and that which can help you in seeking Him,
and when you have shut the door, seek Him.
Now, my whole heart, say to God,
‘I seek Your face,
Lord, it is Your face I seek.'”

Taken from Eerdman’s
Book of Favorite Prayers, a Treasury of Christian Prayers Through the Centuries.

I hope you will do this today. Why wait another day to seek the greatest lover in the universe?

Schoenleber Family Update


After 21 Miles on the Bike
Haven’t Been on My Bike in a Week But I Will the Road Tuesday

I’m sitting in the airport in Atlanta at the mid-point of a three-hour layover after a weekend in South Carolina, meeting folks and getting to know a community that might be our next stop in our journey of faith. It has been a good weekend. The church and its people are marvelously mature and spiritually healthy. The previous pastor had a good and appreciated ministry. (Sometimes, those don’t travel together, but they certainly did here.)


The congregation loves and reads their Bibles. They are poised for a new challenge and are yearning to grow with a new vision that will take them beyond the four walls of the church and out into the community. Stephnie and I have a lot to talk about and process and a lot more to research and pray over but we are encouraged.

One of the exciting things at this church is the number of engaged younger couples in the ministry and the number of young men who have or are pursuing theological education. The opportunity to step in and begin to mentor and extend these men’s and couples ministry into Kingdom service is thrilling. Architectural plans are already drawn up should God give the church the growth they are praying for and beginning to envision. 

So here is an updated prayer list:
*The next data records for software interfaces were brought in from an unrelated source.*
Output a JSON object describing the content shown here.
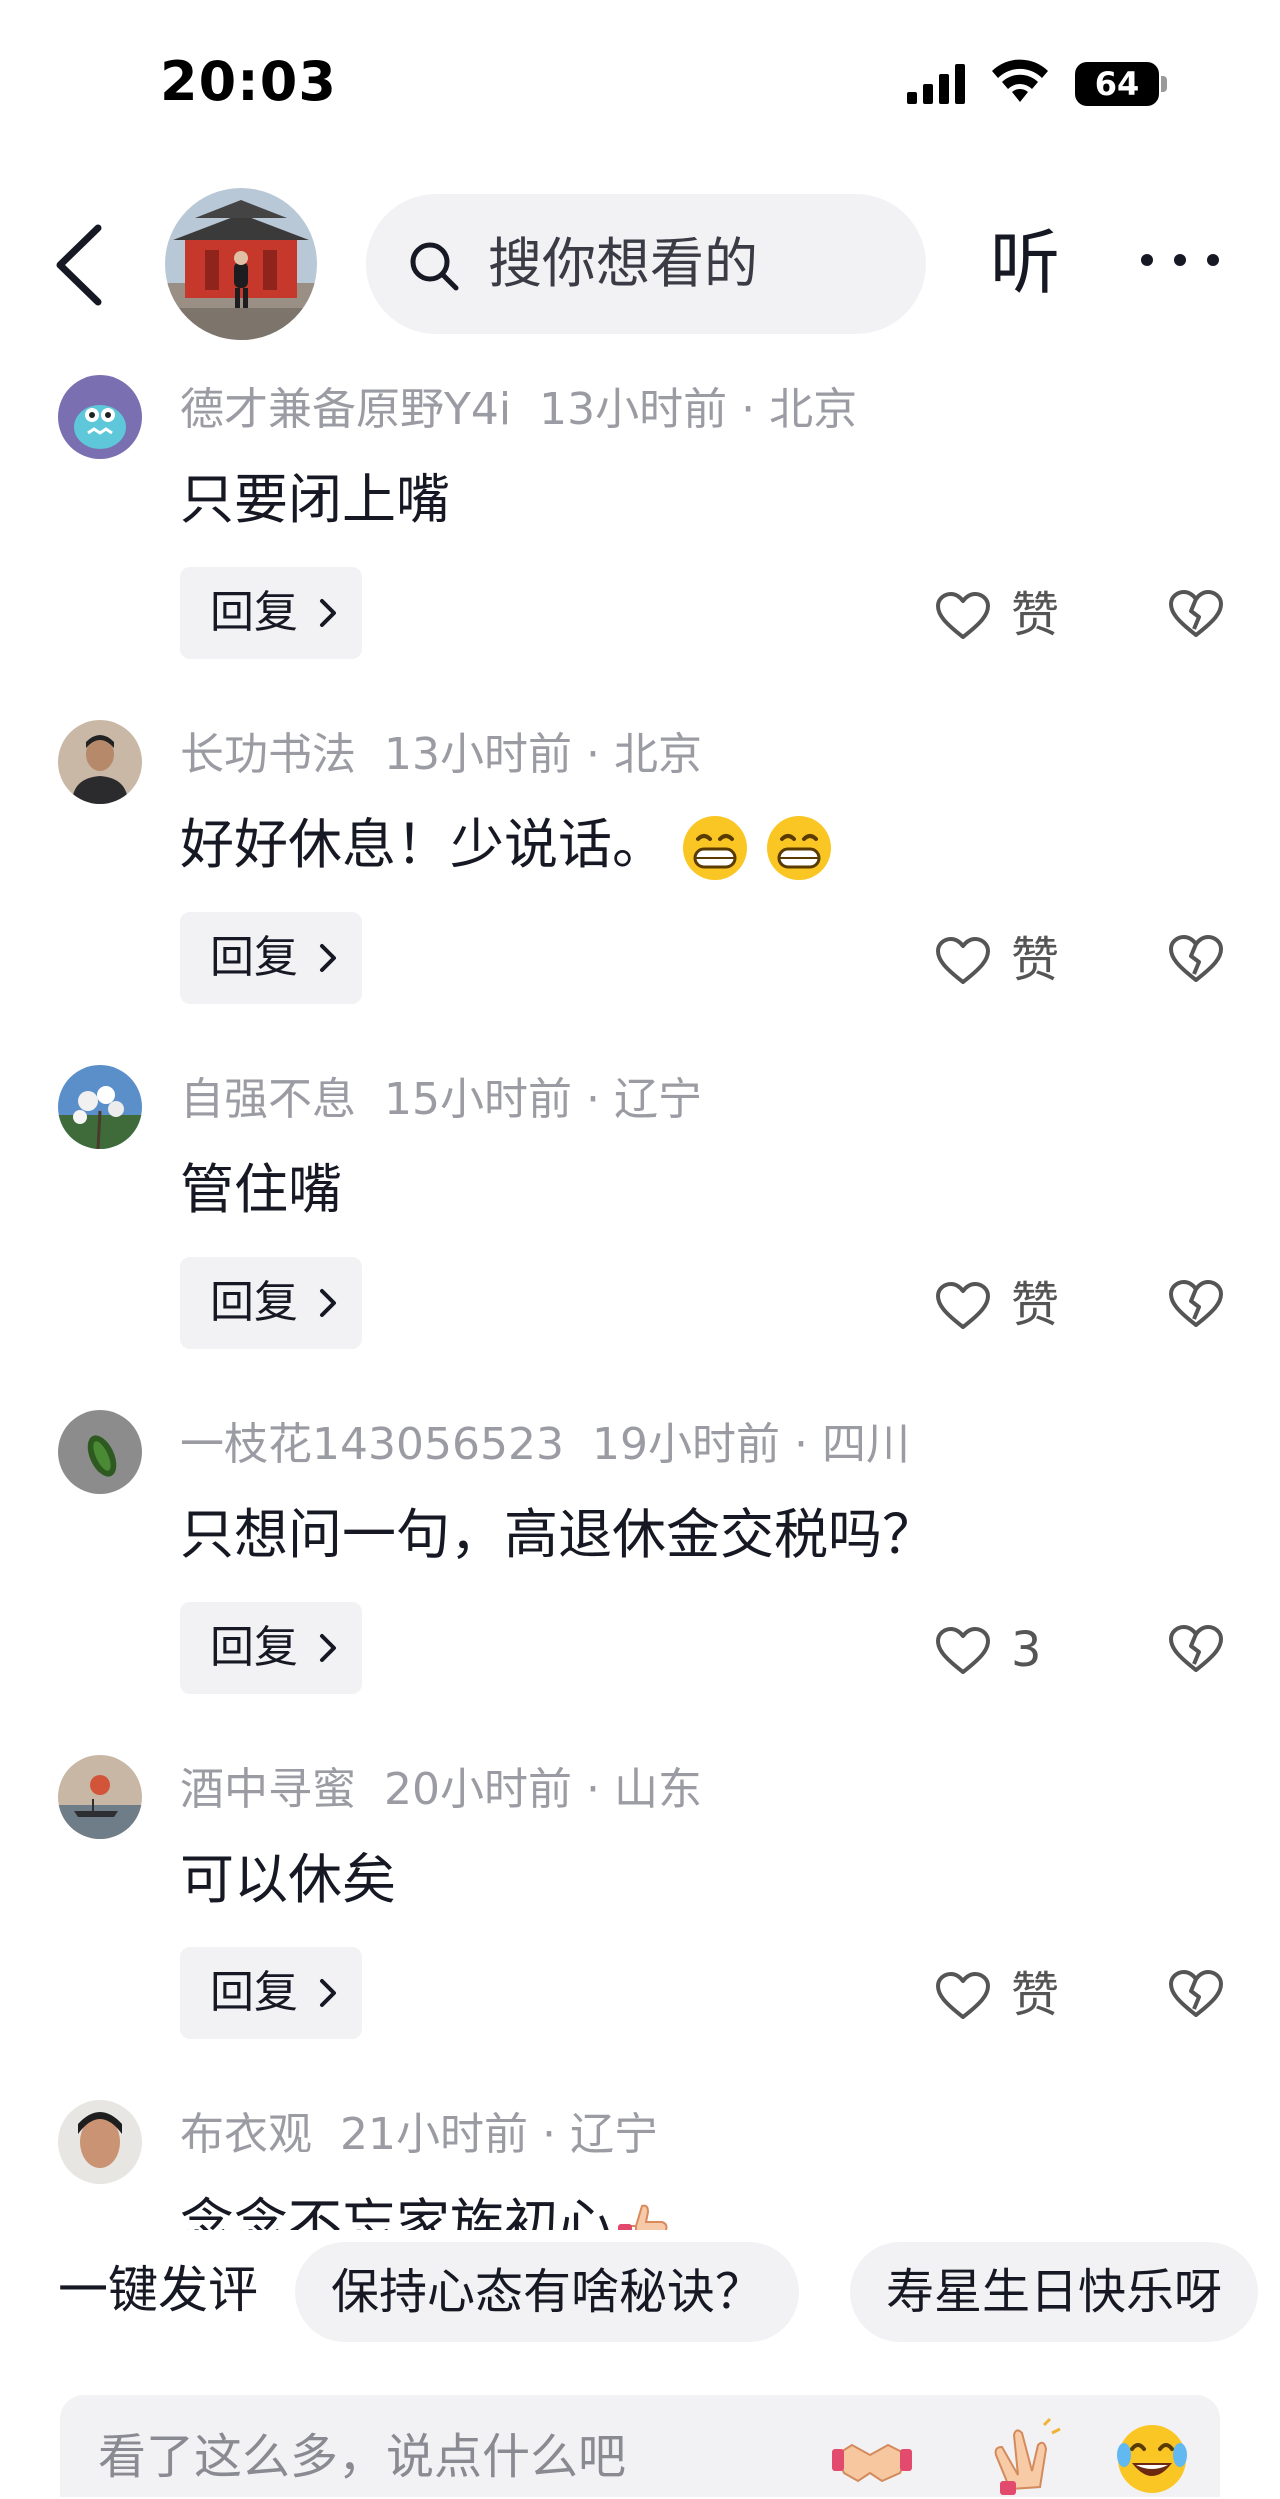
{
  "status": {
    "time": "20:03",
    "battery": "64"
  },
  "header": {
    "search_placeholder": "搜你想看的",
    "listen_label": "听"
  },
  "comments": [
    {
      "name": "德才兼备原野Y4i",
      "time": "13小时前",
      "location": "北京",
      "text": "只要闭上嘴",
      "like_label": "赞",
      "reply_label": "回复"
    },
    {
      "name": "长功书法",
      "time": "13小时前",
      "location": "北京",
      "text": "好好休息！少说话。",
      "like_label": "赞",
      "reply_label": "回复"
    },
    {
      "name": "自强不息",
      "time": "15小时前",
      "location": "辽宁",
      "text": "管住嘴",
      "like_label": "赞",
      "reply_label": "回复"
    },
    {
      "name": "一枝花143056523",
      "time": "19小时前",
      "location": "四川",
      "text": "只想问一句，高退休金交税吗？",
      "like_label": "3",
      "reply_label": "回复"
    },
    {
      "name": "酒中寻蜜",
      "time": "20小时前",
      "location": "山东",
      "text": "可以休矣",
      "like_label": "赞",
      "reply_label": "回复"
    },
    {
      "name": "布衣观",
      "time": "21小时前",
      "location": "辽宁",
      "text": "念念不忘家族初心"
    }
  ],
  "meta_separator": "·",
  "quick_comment": {
    "label": "一键发评",
    "chips": [
      "保持心态有啥秘诀？",
      "寿星生日快乐呀"
    ]
  },
  "input": {
    "placeholder": "看了这么多，说点什么吧"
  },
  "colors": {
    "text_primary": "#161823",
    "text_secondary": "#9b9ca3",
    "chip_bg": "#f2f2f4"
  },
  "icons": [
    "back-arrow-icon",
    "search-icon",
    "more-icon",
    "heart-icon",
    "broken-heart-icon",
    "chevron-right-icon",
    "grin-emoji-icon",
    "thumbs-up-emoji-icon",
    "handshake-emoji-icon",
    "clap-emoji-icon",
    "laugh-cry-emoji-icon"
  ]
}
  • I’m beat! Tired is not a big enough word. Pray that I can sleep tonight.
  • Pray for Stephnie as she drove down from West Virginia (caring for her mom after surgery), and now has another week or two before she returns to Watseka. Keep her safety in your prayers as well as her heart as we prepare for the future.
  • Pray for our children. That they would walk with the Lord and prosper in their parenting, jobs, and friendships.
  • Pray for our discernment of God’s will. Is God calling us to South Carolina, to Indiana, to southern Illinois, or to someplace else? We need wisdom.
  • Pray that our hearts would continually rejoice in Christ.

Last Sunday

Yesterday I had the privilege of preaching at the Chinese Christian Union Church in Chinatown, Chicago. The worship team was outstanding as they helped us to give homage to the King before my message from Galatians 6:1-10. One of the songs we sang as a congregation was “Christ is Enough”, (The acoustic version below is from Hillsong but the song is Maranatha written). 

The song is simple and borrows a few lines from the old hymn, “I have decided to follow Jesus.” But it also struck me as a good and corrective commentary on one of the most misunderstood and misapplied verses in all a Scripture, Philippians 4:13.

See what you think. Be blessed today as you do good to everyone you meet in the name of Jesus.